Helping Your Employees with Workers’ Compensation Insurance

By | Business Insurance, Workers' Compensation

Having Workers’ Compensation Insurance will Benefit Your Employees Greatly

The Golden State has one of the highest populations in the United States. As such, it also boasts a large workforce. As a business owner, you know a great percentage of the cost of doing business comes from employee salaries. Workplace accidents could also lead to an increase in costs. Insurance is available to help businesses provide compensation to injured workers. But as well as having workers’ compensation insurance in place, you might also want to create policies to help staff members return to the office more quickly after being injured, saving you time and money on hiring a temporary replacement.

  • You could adjust the job duties to make allowances for the employee’s health.
  • Modifying work procedures could also help.
  • You may want to consider allowing employees that were previously full-time to take on a part-time schedule.
  • Changing the workstation could make completing their previous job easier.

Incentives for Businesses with Workers’ Compensation Insurance

California encourages businesses to make adjustments that allow injured workers to return to their jobs sooner. For businesses with at least 50 employees, a 15 percent discount may be available on weekly permanent disability benefits to employers who work with employees after accident on getting back to work.
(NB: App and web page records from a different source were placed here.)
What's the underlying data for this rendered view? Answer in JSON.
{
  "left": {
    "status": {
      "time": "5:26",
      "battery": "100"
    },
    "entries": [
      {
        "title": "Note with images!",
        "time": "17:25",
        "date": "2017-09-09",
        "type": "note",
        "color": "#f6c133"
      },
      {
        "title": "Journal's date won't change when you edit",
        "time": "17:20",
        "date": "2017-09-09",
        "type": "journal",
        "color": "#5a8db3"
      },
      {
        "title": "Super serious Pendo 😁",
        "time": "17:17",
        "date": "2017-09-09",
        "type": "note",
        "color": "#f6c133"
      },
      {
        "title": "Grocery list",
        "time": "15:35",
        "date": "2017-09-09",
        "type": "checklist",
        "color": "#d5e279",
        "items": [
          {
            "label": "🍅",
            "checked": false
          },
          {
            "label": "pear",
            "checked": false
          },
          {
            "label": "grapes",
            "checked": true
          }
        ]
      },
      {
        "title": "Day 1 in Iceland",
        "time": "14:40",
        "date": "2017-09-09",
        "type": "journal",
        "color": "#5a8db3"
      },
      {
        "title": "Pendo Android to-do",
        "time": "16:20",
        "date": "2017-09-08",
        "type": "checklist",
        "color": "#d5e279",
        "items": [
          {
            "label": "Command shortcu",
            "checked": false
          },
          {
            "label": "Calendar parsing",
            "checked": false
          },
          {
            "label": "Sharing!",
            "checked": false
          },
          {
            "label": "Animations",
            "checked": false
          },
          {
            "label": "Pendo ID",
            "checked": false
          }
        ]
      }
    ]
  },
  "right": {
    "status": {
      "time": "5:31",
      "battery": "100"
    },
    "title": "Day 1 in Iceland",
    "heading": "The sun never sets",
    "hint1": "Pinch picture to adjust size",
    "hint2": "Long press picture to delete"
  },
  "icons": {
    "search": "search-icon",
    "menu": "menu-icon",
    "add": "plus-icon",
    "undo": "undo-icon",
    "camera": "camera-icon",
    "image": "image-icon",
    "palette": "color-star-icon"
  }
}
How much importance do you place on minimizing an employee’s time off after an accident?

Contact Harrington Insurance Agency in San Jose, CA for your personalized workers’ compensation insurance policy for your business!